▶ [Your objective] Would you print the records below without changing anything?

▶ [Dataset rows describing interfaces]

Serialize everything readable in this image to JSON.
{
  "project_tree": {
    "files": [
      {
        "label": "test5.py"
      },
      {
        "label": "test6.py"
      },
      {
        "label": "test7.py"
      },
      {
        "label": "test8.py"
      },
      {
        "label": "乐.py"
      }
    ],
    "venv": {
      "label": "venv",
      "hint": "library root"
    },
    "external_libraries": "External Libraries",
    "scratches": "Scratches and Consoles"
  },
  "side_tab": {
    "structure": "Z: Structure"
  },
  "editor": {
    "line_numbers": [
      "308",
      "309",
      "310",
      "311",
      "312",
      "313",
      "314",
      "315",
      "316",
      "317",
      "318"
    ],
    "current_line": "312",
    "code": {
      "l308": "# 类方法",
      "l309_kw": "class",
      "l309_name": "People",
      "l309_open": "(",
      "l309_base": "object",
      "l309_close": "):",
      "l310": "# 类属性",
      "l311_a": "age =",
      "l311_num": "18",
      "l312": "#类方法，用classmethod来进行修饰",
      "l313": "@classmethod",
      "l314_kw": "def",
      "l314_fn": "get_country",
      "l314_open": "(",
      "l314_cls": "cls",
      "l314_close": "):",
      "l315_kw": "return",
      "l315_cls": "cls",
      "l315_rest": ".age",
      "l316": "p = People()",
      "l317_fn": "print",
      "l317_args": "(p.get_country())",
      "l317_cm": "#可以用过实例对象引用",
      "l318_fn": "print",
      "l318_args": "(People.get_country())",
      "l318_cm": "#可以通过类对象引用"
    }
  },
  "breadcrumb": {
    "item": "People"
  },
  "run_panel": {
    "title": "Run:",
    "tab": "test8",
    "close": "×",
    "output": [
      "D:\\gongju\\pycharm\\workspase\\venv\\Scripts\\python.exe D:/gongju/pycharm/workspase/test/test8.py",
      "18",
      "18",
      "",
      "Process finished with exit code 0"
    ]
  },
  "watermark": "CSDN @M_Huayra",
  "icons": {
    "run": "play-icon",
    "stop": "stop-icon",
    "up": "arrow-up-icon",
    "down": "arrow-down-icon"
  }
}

▶ [Result]
Serialize everything readable in this image to JSON.
{
  "project_tree": {
    "files": [
      {
        "label": "test5.py"
      },
      {
        "label": "test6.py"
      },
      {
        "label": "test7.py"
      },
      {
        "label": "test8.py"
      },
      {
        "label": "乐.py"
      }
    ],
    "venv": {
      "label": "venv",
      "hint": "library root"
    },
    "external_libraries": "External Libraries",
    "scratches": "Scratches and Consoles"
  },
  "side_tab": {
    "structure": "Z: Structure"
  },
  "editor": {
    "line_numbers": [
      "308",
      "309",
      "310",
      "311",
      "312",
      "313",
      "314",
      "315",
      "316",
      "317",
      "318"
    ],
    "current_line": "312",
    "code": {
      "l308": "# 类方法",
      "l309_kw": "class",
      "l309_name": "People",
      "l309_open": "(",
      "l309_base": "object",
      "l309_close": "):",
      "l310": "# 类属性",
      "l311_a": "age =",
      "l311_num": "18",
      "l312": "#类方法，用classmethod来进行修饰",
      "l313": "@classmethod",
      "l314_kw": "def",
      "l314_fn": "get_country",
      "l314_open": "(",
      "l314_cls": "cls",
      "l314_close": "):",
      "l315_kw": "return",
      "l315_cls": "cls",
      "l315_rest": ".age",
      "l316": "p = People()",
      "l317_fn": "print",
      "l317_args": "(p.get_country())",
      "l317_cm": "#可以用过实例对象引用",
      "l318_fn": "print",
      "l318_args": "(People.get_country())",
      "l318_cm": "#可以通过类对象引用"
    }
  },
  "breadcrumb": {
    "item": "People"
  },
  "run_panel": {
    "title": "Run:",
    "tab": "test8",
    "close": "×",
    "output": [
      "D:\\gongju\\pycharm\\workspase\\venv\\Scripts\\python.exe D:/gongju/pycharm/workspase/test/test8.py",
      "18",
      "18",
      "",
      "Process finished with exit code 0"
    ]
  },
  "watermark": "CSDN @M_Huayra",
  "icons": {
    "run": "play-icon",
    "stop": "stop-icon",
    "up": "arrow-up-icon",
    "down": "arrow-down-icon"
  }
}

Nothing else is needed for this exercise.